The exhibition comprehensively tells the story of Rodenkirchen's contribution to modern flatware design.
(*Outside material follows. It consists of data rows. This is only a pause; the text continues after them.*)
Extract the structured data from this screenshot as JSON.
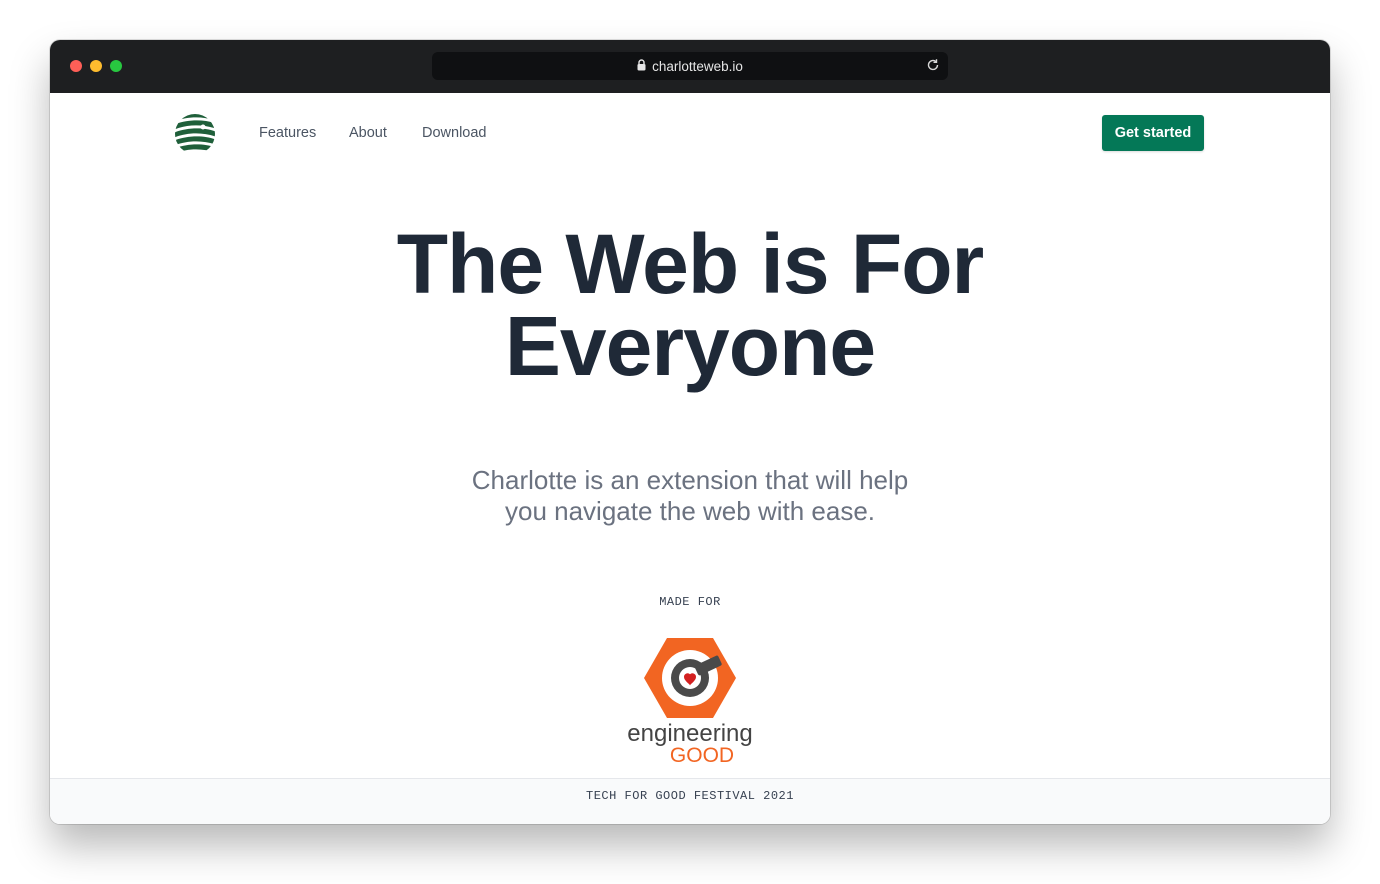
{
  "browser": {
    "url": "charlotteweb.io",
    "lock_icon": "lock-icon",
    "reload_icon": "reload-icon"
  },
  "nav": {
    "logo_icon": "globe-logo-icon",
    "links": [
      "Features",
      "About",
      "Download"
    ],
    "cta": "Get started"
  },
  "hero": {
    "title_line1": "The Web is For",
    "title_line2": "Everyone",
    "subtitle_line1": "Charlotte is an extension that will help",
    "subtitle_line2": "you navigate the web with ease."
  },
  "partner": {
    "made_for": "MADE FOR",
    "logo_word1": "engineering",
    "logo_word2": "GOOD",
    "festival": "TECH FOR GOOD FESTIVAL 2021"
  },
  "colors": {
    "accent": "#047857",
    "title": "#1f2937",
    "subtitle": "#6b7280",
    "partner_orange": "#f26522"
  }
}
The richly illustrated catalogue of the exhibition, written by Averwerser/Müller-Daehn, is the next best thing to seeing the exhibition in person and is available from the Deutsche Klingenmuseum, Solingen (note 7).

All photos courtesy of Badisches Landesmuseum, Karlsruhe, Paul Foster and Heinrich Averwerser.


1. The exhibition is shown in Badisches Landesmuseum Karlsruhe, Feb.19 to June 19, 2011, then in the Bröhan Museum, Berlin, July 7.- October 9, 2011

2. Karl Schwartz, a Berlin art historian, who emigrated to Tel Aviv and built up the collection of the Tel Aviv art museum

3. Frauensilber, Paula Straus, Emmy Roth & Co., Silberschmiedinnen der Bauhauszeit, Info Verlag, Karlsruhe 2011, catalogue of the exhibition, available from the book shops of both museums

4. Timothy A. O’Brien with Margo Grant Walsh: Collecting by Design, Silver and Metalwork from the Twentieth Century from the Margo Grant Walsh Collection, The Museum of Fine Arts, Houston, Distributed by Yale University Press, New Haven and London, 2008

5., the exhibition is shown from March 13 to June 19, 2011

6. Heinz-Jürgen Averwerser/Jörg Müller- Daehn, Besteckdesign in Deutschland 1960-1970, 2009 Heinz-Jürgen Averwerser/Jörg Müller-Daehn,Amboss, Bestecke- Flatware/1950-1992, catalogue to the exhibitions in Solingen and Hanover, 2010

7. HaKaRo - Hans Karl Rodenkirchen, Deutsches Klingenmuseum, Solingen, 2011, available for Euro 14.90
Dorothea Burstyn is the Editor of the Silver Society of Canada Journal
and Administrator of SSC website
- 2011 -